Fighting Child Sex Abuse
Guangzhou Daily August 18
According to records of the Supreme People’s Court of China, between 2013 and 2016, courts at various levels across the country received more than 10,000 child sexual assault cases.
However, most sexual abuse cases happen in private domains, such as at home, which makes it difficult for the police to collect evidence.
To deter child sexual abuse, China’s criminal law and minors protection law have prescribed heavy punishments for offenders. However, to protect children from sexual abuse, the most important thing is to prevent it from happening in the first place. For example, China may learn from the U.S. example of posting offenders’ personal information online and restraining them from approaching playgrounds and other places frequented by children.
A reporting system should also be shored up. Kindergarten teachers and hospital doctors, if they come across cases of sexual abuse, must report it immediately to the relevant authorities or they should be held accountable as well. If the calamity does happen, it’s crucial to prevent further damage to the child, whose privacy must be protected and whose identity must not be revealed to the public. As more than 70 percent of sexual abuse cases involve children’s acquaintances, like teachers and neighbors, parents must stay alert to chances of sexual assault on their children.
When such attacks happen in public places, everyone has the responsibility to save the victims by directly preventing the molesting or calling the police.

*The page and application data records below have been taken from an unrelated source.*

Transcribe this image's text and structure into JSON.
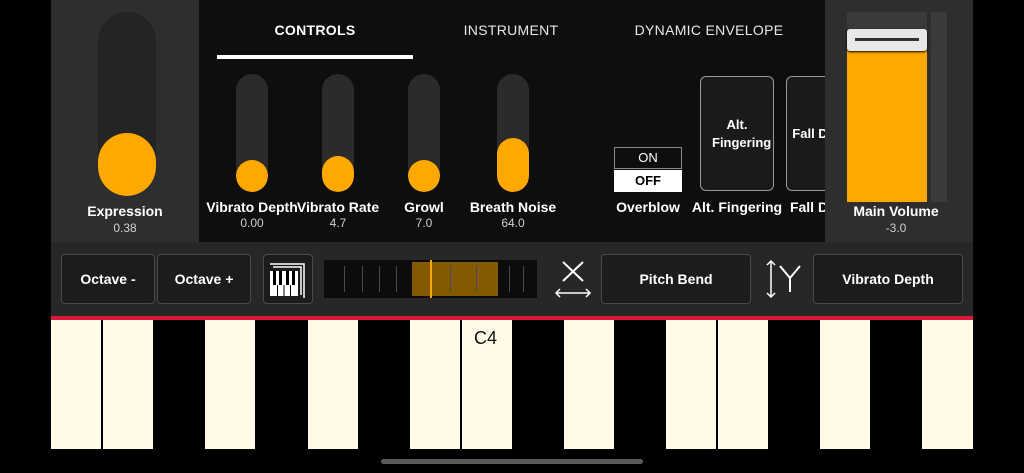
{
  "expression": {
    "label": "Expression",
    "value": "0.38",
    "level": 0.38
  },
  "tabs": [
    {
      "label": "CONTROLS",
      "active": true
    },
    {
      "label": "INSTRUMENT",
      "active": false
    },
    {
      "label": "DYNAMIC ENVELOPE",
      "active": false
    }
  ],
  "controls": [
    {
      "label": "Vibrato Depth",
      "value": "0.00",
      "level": 0.0
    },
    {
      "label": "Vibrato Rate",
      "value": "4.7",
      "level": 0.1
    },
    {
      "label": "Growl",
      "value": "7.0",
      "level": 0.0
    },
    {
      "label": "Breath Noise",
      "value": "64.0",
      "level": 0.5
    }
  ],
  "overblow": {
    "label": "Overblow",
    "on": "ON",
    "off": "OFF",
    "selected": "OFF"
  },
  "alt_fingering": {
    "button": "Alt. Fingering",
    "label": "Alt. Fingering"
  },
  "fall_down": {
    "button": "Fall Down",
    "label": "Fall Down"
  },
  "main_volume": {
    "label": "Main Volume",
    "value": "-3.0",
    "level": 0.85
  },
  "toolbar": {
    "octave_minus": "Octave -",
    "octave_plus": "Octave +",
    "x_axis": "Pitch Bend",
    "y_axis": "Vibrato Depth"
  },
  "keyboard": {
    "note_label": "C4"
  },
  "colors": {
    "accent": "#ffa800",
    "divider": "#d8193a"
  }
}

Adults are supposed to protect every child from sexual assault, be the child their own or others’.